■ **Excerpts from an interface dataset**
----

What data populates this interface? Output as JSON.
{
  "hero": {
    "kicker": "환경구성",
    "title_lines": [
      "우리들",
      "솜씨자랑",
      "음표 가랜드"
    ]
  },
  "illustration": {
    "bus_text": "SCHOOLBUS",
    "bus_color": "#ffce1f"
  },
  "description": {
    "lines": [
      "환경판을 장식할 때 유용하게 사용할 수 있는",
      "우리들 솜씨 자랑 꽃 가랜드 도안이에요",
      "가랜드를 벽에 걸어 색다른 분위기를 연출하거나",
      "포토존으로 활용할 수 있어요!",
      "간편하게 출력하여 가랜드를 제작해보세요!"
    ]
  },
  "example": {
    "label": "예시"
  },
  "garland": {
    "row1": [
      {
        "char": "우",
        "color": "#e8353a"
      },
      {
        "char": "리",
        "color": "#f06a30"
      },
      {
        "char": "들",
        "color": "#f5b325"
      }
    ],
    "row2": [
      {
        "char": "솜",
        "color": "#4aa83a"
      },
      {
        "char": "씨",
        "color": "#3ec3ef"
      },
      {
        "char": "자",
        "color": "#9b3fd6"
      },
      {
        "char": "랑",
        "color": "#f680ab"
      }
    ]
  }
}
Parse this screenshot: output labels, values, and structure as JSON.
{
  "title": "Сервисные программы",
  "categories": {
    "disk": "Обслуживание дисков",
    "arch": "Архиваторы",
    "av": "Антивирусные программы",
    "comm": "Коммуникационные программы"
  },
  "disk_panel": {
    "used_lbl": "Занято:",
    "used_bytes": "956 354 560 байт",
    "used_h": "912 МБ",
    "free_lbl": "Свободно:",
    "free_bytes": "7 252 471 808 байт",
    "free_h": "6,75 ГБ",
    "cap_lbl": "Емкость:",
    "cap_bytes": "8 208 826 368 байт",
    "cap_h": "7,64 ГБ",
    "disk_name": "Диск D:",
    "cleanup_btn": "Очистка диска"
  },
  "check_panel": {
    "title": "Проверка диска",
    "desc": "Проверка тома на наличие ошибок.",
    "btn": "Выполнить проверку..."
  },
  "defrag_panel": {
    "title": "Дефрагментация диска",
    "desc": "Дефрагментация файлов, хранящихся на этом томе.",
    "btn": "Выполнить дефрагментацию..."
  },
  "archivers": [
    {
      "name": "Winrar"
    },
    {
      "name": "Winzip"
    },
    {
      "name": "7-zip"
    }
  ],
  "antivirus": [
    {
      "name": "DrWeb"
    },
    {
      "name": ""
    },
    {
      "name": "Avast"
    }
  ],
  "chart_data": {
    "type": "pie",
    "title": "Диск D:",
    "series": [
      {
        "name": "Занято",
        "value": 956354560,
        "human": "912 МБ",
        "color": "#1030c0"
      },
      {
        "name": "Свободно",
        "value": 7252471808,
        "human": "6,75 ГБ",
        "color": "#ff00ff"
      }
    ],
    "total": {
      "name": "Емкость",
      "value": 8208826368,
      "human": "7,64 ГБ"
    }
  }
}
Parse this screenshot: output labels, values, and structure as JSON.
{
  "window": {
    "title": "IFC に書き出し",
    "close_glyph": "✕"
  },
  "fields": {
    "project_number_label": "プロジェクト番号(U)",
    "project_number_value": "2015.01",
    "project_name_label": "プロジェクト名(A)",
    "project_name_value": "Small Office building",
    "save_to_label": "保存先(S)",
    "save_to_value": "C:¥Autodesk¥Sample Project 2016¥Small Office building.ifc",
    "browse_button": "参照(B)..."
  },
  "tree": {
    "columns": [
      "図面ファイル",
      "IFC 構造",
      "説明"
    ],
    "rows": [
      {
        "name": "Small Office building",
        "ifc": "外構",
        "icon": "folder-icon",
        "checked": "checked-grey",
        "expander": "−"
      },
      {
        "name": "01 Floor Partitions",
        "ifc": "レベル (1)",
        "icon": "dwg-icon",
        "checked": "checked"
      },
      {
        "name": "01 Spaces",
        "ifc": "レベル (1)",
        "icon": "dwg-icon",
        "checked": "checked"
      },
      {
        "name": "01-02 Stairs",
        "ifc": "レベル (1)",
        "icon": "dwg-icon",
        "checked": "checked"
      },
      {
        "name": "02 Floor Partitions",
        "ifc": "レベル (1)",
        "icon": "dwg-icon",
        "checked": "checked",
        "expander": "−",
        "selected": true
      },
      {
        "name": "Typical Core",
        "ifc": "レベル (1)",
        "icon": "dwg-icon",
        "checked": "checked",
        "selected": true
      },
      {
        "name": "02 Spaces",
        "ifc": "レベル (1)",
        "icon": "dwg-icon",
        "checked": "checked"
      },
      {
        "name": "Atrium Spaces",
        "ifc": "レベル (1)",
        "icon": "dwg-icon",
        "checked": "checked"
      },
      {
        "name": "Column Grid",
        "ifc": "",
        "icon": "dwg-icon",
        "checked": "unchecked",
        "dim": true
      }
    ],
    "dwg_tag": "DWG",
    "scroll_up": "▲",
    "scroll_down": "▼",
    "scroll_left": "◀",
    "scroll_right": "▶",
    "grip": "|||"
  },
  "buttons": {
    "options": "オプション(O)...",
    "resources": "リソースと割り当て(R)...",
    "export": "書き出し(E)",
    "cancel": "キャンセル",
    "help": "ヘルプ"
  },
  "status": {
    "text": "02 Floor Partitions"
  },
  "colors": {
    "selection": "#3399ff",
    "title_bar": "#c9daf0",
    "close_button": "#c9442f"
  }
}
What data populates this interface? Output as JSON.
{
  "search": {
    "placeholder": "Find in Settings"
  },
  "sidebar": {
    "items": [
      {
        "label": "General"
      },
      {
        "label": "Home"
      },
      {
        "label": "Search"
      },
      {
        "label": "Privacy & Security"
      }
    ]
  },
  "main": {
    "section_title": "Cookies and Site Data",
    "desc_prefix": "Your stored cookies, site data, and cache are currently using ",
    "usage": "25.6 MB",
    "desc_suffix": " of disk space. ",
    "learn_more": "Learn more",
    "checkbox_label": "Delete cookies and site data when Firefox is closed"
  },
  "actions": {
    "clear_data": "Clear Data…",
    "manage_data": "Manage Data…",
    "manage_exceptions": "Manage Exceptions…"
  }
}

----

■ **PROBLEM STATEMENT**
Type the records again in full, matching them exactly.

■ **TASK RESULT**
What data populates this interface? Output as JSON.
{
  "hero": {
    "kicker": "환경구성",
    "title_lines": [
      "우리들",
      "솜씨자랑",
      "음표 가랜드"
    ]
  },
  "illustration": {
    "bus_text": "SCHOOLBUS",
    "bus_color": "#ffce1f"
  },
  "description": {
    "lines": [
      "환경판을 장식할 때 유용하게 사용할 수 있는",
      "우리들 솜씨 자랑 꽃 가랜드 도안이에요",
      "가랜드를 벽에 걸어 색다른 분위기를 연출하거나",
      "포토존으로 활용할 수 있어요!",
      "간편하게 출력하여 가랜드를 제작해보세요!"
    ]
  },
  "example": {
    "label": "예시"
  },
  "garland": {
    "row1": [
      {
        "char": "우",
        "color": "#e8353a"
      },
      {
        "char": "리",
        "color": "#f06a30"
      },
      {
        "char": "들",
        "color": "#f5b325"
      }
    ],
    "row2": [
      {
        "char": "솜",
        "color": "#4aa83a"
      },
      {
        "char": "씨",
        "color": "#3ec3ef"
      },
      {
        "char": "자",
        "color": "#9b3fd6"
      },
      {
        "char": "랑",
        "color": "#f680ab"
      }
    ]
  }
}
Parse this screenshot: output labels, values, and structure as JSON.
{
  "title": "Сервисные программы",
  "categories": {
    "disk": "Обслуживание дисков",
    "arch": "Архиваторы",
    "av": "Антивирусные программы",
    "comm": "Коммуникационные программы"
  },
  "disk_panel": {
    "used_lbl": "Занято:",
    "used_bytes": "956 354 560 байт",
    "used_h": "912 МБ",
    "free_lbl": "Свободно:",
    "free_bytes": "7 252 471 808 байт",
    "free_h": "6,75 ГБ",
    "cap_lbl": "Емкость:",
    "cap_bytes": "8 208 826 368 байт",
    "cap_h": "7,64 ГБ",
    "disk_name": "Диск D:",
    "cleanup_btn": "Очистка диска"
  },
  "check_panel": {
    "title": "Проверка диска",
    "desc": "Проверка тома на наличие ошибок.",
    "btn": "Выполнить проверку..."
  },
  "defrag_panel": {
    "title": "Дефрагментация диска",
    "desc": "Дефрагментация файлов, хранящихся на этом томе.",
    "btn": "Выполнить дефрагментацию..."
  },
  "archivers": [
    {
      "name": "Winrar"
    },
    {
      "name": "Winzip"
    },
    {
      "name": "7-zip"
    }
  ],
  "antivirus": [
    {
      "name": "DrWeb"
    },
    {
      "name": ""
    },
    {
      "name": "Avast"
    }
  ],
  "chart_data": {
    "type": "pie",
    "title": "Диск D:",
    "series": [
      {
        "name": "Занято",
        "value": 956354560,
        "human": "912 МБ",
        "color": "#1030c0"
      },
      {
        "name": "Свободно",
        "value": 7252471808,
        "human": "6,75 ГБ",
        "color": "#ff00ff"
      }
    ],
    "total": {
      "name": "Емкость",
      "value": 8208826368,
      "human": "7,64 ГБ"
    }
  }
}
Parse this screenshot: output labels, values, and structure as JSON.
{
  "window": {
    "title": "IFC に書き出し",
    "close_glyph": "✕"
  },
  "fields": {
    "project_number_label": "プロジェクト番号(U)",
    "project_number_value": "2015.01",
    "project_name_label": "プロジェクト名(A)",
    "project_name_value": "Small Office building",
    "save_to_label": "保存先(S)",
    "save_to_value": "C:¥Autodesk¥Sample Project 2016¥Small Office building.ifc",
    "browse_button": "参照(B)..."
  },
  "tree": {
    "columns": [
      "図面ファイル",
      "IFC 構造",
      "説明"
    ],
    "rows": [
      {
        "name": "Small Office building",
        "ifc": "外構",
        "icon": "folder-icon",
        "checked": "checked-grey",
        "expander": "−"
      },
      {
        "name": "01 Floor Partitions",
        "ifc": "レベル (1)",
        "icon": "dwg-icon",
        "checked": "checked"
      },
      {
        "name": "01 Spaces",
        "ifc": "レベル (1)",
        "icon": "dwg-icon",
        "checked": "checked"
      },
      {
        "name": "01-02 Stairs",
        "ifc": "レベル (1)",
        "icon": "dwg-icon",
        "checked": "checked"
      },
      {
        "name": "02 Floor Partitions",
        "ifc": "レベル (1)",
        "icon": "dwg-icon",
        "checked": "checked",
        "expander": "−",
        "selected": true
      },
      {
        "name": "Typical Core",
        "ifc": "レベル (1)",
        "icon": "dwg-icon",
        "checked": "checked",
        "selected": true
      },
      {
        "name": "02 Spaces",
        "ifc": "レベル (1)",
        "icon": "dwg-icon",
        "checked": "checked"
      },
      {
        "name": "Atrium Spaces",
        "ifc": "レベル (1)",
        "icon": "dwg-icon",
        "checked": "checked"
      },
      {
        "name": "Column Grid",
        "ifc": "",
        "icon": "dwg-icon",
        "checked": "unchecked",
        "dim": true
      }
    ],
    "dwg_tag": "DWG",
    "scroll_up": "▲",
    "scroll_down": "▼",
    "scroll_left": "◀",
    "scroll_right": "▶",
    "grip": "|||"
  },
  "buttons": {
    "options": "オプション(O)...",
    "resources": "リソースと割り当て(R)...",
    "export": "書き出し(E)",
    "cancel": "キャンセル",
    "help": "ヘルプ"
  },
  "status": {
    "text": "02 Floor Partitions"
  },
  "colors": {
    "selection": "#3399ff",
    "title_bar": "#c9daf0",
    "close_button": "#c9442f"
  }
}
What data populates this interface? Output as JSON.
{
  "search": {
    "placeholder": "Find in Settings"
  },
  "sidebar": {
    "items": [
      {
        "label": "General"
      },
      {
        "label": "Home"
      },
      {
        "label": "Search"
      },
      {
        "label": "Privacy & Security"
      }
    ]
  },
  "main": {
    "section_title": "Cookies and Site Data",
    "desc_prefix": "Your stored cookies, site data, and cache are currently using ",
    "usage": "25.6 MB",
    "desc_suffix": " of disk space. ",
    "learn_more": "Learn more",
    "checkbox_label": "Delete cookies and site data when Firefox is closed"
  },
  "actions": {
    "clear_data": "Clear Data…",
    "manage_data": "Manage Data…",
    "manage_exceptions": "Manage Exceptions…"
  }
}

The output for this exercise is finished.